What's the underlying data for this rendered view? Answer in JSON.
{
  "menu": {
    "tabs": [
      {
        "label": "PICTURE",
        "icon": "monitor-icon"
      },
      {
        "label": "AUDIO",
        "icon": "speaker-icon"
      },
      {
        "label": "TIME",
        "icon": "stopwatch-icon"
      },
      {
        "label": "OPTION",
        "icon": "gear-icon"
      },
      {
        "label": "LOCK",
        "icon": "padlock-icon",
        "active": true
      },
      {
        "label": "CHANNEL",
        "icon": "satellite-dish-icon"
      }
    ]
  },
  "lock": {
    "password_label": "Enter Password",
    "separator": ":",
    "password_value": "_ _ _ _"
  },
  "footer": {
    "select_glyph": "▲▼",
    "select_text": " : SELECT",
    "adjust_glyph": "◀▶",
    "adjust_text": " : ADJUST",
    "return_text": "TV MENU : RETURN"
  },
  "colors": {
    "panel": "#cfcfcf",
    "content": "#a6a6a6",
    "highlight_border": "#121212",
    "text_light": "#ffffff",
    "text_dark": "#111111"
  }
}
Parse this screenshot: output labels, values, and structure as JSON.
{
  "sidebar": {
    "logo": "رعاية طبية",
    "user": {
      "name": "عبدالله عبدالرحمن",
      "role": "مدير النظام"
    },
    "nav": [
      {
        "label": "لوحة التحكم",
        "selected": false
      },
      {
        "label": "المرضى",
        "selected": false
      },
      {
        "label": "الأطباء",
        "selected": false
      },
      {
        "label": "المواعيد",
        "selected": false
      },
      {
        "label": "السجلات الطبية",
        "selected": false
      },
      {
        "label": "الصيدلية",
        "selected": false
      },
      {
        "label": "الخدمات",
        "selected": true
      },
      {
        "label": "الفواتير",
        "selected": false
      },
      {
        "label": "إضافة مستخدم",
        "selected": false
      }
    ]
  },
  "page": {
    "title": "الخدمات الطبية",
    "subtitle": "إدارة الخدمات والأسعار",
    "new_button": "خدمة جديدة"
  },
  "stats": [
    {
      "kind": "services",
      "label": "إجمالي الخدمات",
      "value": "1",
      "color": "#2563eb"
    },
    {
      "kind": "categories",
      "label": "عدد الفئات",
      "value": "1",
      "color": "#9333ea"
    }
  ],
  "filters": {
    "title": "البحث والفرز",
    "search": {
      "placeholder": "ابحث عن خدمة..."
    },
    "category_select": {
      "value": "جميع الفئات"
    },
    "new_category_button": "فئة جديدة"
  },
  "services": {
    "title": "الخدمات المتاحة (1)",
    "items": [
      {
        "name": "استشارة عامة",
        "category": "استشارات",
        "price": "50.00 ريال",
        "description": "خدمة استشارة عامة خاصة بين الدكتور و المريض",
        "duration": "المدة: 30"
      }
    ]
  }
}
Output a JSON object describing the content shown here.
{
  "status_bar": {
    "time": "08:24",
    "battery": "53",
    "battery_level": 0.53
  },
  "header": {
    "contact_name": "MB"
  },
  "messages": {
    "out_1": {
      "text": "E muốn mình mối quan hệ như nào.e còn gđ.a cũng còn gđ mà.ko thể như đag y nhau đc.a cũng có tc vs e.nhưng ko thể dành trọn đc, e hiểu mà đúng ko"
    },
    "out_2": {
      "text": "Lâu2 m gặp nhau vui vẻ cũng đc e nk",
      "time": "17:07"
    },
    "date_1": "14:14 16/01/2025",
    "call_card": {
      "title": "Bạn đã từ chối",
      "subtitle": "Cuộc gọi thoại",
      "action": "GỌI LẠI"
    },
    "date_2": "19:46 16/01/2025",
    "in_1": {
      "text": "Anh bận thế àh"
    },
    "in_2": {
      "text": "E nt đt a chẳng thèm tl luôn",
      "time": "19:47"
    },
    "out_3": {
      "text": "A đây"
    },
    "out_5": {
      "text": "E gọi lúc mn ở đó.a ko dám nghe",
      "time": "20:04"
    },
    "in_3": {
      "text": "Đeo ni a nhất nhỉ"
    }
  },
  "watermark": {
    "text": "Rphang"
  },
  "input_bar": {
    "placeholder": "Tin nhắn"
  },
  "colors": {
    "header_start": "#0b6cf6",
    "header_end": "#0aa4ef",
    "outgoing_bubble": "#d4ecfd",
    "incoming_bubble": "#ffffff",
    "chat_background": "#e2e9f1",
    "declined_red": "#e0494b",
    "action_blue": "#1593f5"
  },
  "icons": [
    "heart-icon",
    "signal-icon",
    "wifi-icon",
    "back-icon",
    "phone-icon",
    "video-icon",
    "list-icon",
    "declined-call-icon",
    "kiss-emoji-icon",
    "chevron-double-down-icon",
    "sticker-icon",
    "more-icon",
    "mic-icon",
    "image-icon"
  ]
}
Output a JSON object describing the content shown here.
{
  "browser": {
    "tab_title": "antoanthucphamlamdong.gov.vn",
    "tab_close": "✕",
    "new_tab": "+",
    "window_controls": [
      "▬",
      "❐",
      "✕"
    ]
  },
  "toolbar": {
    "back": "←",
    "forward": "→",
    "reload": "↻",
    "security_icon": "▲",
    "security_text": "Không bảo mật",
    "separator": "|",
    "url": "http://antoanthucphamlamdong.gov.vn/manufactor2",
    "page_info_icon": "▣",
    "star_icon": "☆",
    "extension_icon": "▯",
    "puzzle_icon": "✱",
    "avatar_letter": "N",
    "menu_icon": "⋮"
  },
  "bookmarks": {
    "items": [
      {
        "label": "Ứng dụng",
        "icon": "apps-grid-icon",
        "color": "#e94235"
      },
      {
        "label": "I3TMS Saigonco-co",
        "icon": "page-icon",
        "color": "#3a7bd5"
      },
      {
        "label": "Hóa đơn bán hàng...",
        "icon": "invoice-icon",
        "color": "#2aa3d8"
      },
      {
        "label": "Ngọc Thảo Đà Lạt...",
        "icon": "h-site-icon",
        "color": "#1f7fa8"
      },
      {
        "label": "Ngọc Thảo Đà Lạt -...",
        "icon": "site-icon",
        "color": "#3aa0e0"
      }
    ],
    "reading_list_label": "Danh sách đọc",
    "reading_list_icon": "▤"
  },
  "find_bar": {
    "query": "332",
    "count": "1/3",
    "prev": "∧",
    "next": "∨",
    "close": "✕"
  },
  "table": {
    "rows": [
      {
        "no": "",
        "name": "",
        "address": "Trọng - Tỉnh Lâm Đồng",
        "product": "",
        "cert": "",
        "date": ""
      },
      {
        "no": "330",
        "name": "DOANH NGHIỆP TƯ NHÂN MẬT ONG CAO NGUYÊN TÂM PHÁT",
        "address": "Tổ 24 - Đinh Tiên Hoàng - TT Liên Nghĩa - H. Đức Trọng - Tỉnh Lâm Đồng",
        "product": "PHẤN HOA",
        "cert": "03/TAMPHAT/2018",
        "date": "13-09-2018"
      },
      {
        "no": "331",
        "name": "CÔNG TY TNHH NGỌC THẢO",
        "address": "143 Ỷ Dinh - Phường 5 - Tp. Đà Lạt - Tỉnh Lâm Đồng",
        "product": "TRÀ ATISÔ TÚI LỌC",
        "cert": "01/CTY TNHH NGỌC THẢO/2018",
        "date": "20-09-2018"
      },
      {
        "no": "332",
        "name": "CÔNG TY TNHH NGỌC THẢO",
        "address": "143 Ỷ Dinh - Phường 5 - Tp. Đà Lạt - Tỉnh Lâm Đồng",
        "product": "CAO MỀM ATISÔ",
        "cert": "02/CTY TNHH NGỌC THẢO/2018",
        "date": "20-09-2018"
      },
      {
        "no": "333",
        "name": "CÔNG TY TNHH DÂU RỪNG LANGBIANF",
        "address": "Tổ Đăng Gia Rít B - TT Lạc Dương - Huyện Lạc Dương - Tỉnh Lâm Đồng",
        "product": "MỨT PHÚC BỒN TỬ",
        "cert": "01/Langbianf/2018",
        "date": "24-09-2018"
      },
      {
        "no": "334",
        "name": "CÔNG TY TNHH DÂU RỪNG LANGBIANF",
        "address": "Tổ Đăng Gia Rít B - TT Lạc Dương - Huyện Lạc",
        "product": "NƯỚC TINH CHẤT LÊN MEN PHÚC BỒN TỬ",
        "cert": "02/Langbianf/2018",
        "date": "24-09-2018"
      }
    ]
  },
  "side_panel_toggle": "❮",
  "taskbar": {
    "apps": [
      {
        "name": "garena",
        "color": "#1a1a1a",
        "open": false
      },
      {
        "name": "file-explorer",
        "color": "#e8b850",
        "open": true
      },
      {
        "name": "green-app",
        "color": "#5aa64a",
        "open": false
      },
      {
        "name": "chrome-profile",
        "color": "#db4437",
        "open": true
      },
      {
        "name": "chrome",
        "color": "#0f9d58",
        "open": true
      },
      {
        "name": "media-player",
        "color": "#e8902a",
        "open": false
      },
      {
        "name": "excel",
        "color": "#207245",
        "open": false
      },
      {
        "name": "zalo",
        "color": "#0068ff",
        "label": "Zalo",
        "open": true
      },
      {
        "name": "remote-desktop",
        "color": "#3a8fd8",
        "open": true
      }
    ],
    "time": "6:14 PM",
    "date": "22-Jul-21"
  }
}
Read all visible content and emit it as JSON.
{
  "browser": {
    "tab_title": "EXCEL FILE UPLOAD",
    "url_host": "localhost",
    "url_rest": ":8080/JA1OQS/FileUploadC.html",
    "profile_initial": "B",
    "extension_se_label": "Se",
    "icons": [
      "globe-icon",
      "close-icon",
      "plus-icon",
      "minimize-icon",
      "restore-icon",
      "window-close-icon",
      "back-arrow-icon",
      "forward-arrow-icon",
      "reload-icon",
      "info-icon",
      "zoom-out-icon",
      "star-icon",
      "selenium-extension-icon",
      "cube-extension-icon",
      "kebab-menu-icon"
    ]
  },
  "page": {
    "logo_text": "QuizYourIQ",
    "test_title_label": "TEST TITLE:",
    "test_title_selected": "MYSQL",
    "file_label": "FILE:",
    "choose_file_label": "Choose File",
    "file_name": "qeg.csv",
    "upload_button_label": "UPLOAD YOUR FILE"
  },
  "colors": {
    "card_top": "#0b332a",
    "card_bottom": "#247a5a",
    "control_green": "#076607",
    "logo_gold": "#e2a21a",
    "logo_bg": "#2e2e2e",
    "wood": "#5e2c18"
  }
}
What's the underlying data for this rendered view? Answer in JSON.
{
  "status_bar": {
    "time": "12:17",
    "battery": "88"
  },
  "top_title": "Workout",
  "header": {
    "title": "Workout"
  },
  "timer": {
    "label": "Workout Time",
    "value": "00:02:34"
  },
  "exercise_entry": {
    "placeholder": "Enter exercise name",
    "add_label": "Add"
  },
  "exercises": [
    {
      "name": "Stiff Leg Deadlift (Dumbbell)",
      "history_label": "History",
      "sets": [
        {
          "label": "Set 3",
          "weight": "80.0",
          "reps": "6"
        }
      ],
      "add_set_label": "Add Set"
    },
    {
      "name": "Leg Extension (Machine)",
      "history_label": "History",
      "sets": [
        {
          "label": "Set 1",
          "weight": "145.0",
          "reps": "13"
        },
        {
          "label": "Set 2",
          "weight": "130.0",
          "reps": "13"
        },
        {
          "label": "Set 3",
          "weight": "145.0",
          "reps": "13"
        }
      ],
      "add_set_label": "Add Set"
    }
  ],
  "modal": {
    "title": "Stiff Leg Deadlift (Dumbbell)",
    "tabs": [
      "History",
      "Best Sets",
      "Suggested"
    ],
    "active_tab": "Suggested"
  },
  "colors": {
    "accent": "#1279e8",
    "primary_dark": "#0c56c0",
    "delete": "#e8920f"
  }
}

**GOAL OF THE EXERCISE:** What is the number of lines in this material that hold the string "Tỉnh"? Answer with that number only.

**EXERCISE OUTPUT:** 5